TASK ITEM:
Output the entries exactly as they appear. Pictures should not be included.

SOURCE INFORMATION:
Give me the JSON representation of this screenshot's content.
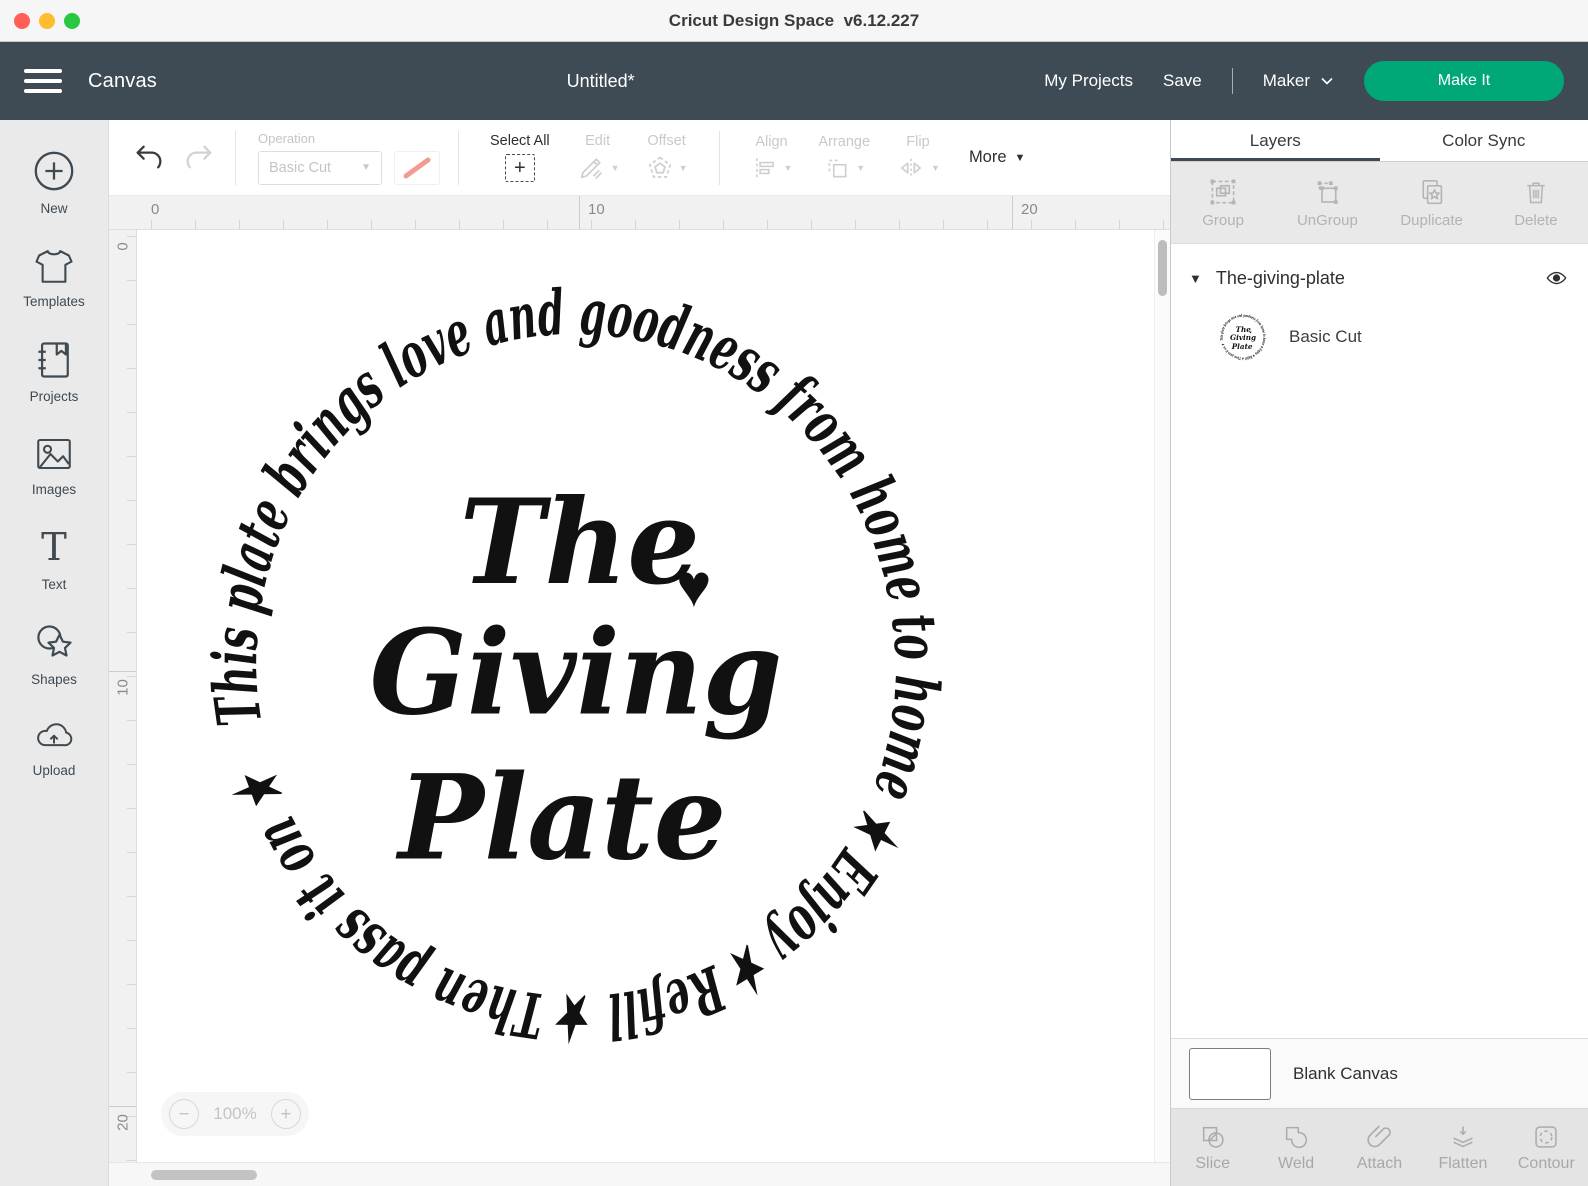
{
  "window": {
    "title": "Cricut Design Space  v6.12.227"
  },
  "header": {
    "canvas_label": "Canvas",
    "doc_title": "Untitled*",
    "my_projects": "My Projects",
    "save": "Save",
    "machine": "Maker",
    "make_it": "Make It"
  },
  "sidebar": {
    "items": [
      {
        "label": "New"
      },
      {
        "label": "Templates"
      },
      {
        "label": "Projects"
      },
      {
        "label": "Images"
      },
      {
        "label": "Text"
      },
      {
        "label": "Shapes"
      },
      {
        "label": "Upload"
      }
    ]
  },
  "toolbar": {
    "operation_label": "Operation",
    "operation_value": "Basic Cut",
    "select_all": "Select All",
    "edit": "Edit",
    "offset": "Offset",
    "align": "Align",
    "arrange": "Arrange",
    "flip": "Flip",
    "more": "More"
  },
  "ruler": {
    "h": [
      "0",
      "10",
      "20"
    ],
    "v": [
      "0",
      "10",
      "20"
    ]
  },
  "zoom": {
    "minus": "−",
    "value": "100%",
    "plus": "+"
  },
  "design": {
    "ring_text": "This plate brings love and goodness from home to home ★ Enjoy ★ Refill ★ Then pass it on ★",
    "line1": "The",
    "heart": "♥",
    "line2": "Giving",
    "line3": "Plate"
  },
  "layers_panel": {
    "tabs": [
      "Layers",
      "Color Sync"
    ],
    "actions": [
      "Group",
      "UnGroup",
      "Duplicate",
      "Delete"
    ],
    "group_name": "The-giving-plate",
    "layer_name": "Basic Cut",
    "blank_canvas": "Blank Canvas",
    "bottom_actions": [
      "Slice",
      "Weld",
      "Attach",
      "Flatten",
      "Contour"
    ]
  },
  "colors": {
    "header_bg": "#3e4b55",
    "accent_green": "#00a878",
    "cut_line": "#f29b94"
  }
}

ANSWER SECTION:
Give me the JSON representation of this screenshot's content.
{
  "window": {
    "title": "Cricut Design Space  v6.12.227"
  },
  "header": {
    "canvas_label": "Canvas",
    "doc_title": "Untitled*",
    "my_projects": "My Projects",
    "save": "Save",
    "machine": "Maker",
    "make_it": "Make It"
  },
  "sidebar": {
    "items": [
      {
        "label": "New"
      },
      {
        "label": "Templates"
      },
      {
        "label": "Projects"
      },
      {
        "label": "Images"
      },
      {
        "label": "Text"
      },
      {
        "label": "Shapes"
      },
      {
        "label": "Upload"
      }
    ]
  },
  "toolbar": {
    "operation_label": "Operation",
    "operation_value": "Basic Cut",
    "select_all": "Select All",
    "edit": "Edit",
    "offset": "Offset",
    "align": "Align",
    "arrange": "Arrange",
    "flip": "Flip",
    "more": "More"
  },
  "ruler": {
    "h": [
      "0",
      "10",
      "20"
    ],
    "v": [
      "0",
      "10",
      "20"
    ]
  },
  "zoom": {
    "minus": "−",
    "value": "100%",
    "plus": "+"
  },
  "design": {
    "ring_text": "This plate brings love and goodness from home to home ★ Enjoy ★ Refill ★ Then pass it on ★",
    "line1": "The",
    "heart": "♥",
    "line2": "Giving",
    "line3": "Plate"
  },
  "layers_panel": {
    "tabs": [
      "Layers",
      "Color Sync"
    ],
    "actions": [
      "Group",
      "UnGroup",
      "Duplicate",
      "Delete"
    ],
    "group_name": "The-giving-plate",
    "layer_name": "Basic Cut",
    "blank_canvas": "Blank Canvas",
    "bottom_actions": [
      "Slice",
      "Weld",
      "Attach",
      "Flatten",
      "Contour"
    ]
  },
  "colors": {
    "header_bg": "#3e4b55",
    "accent_green": "#00a878",
    "cut_line": "#f29b94"
  }
}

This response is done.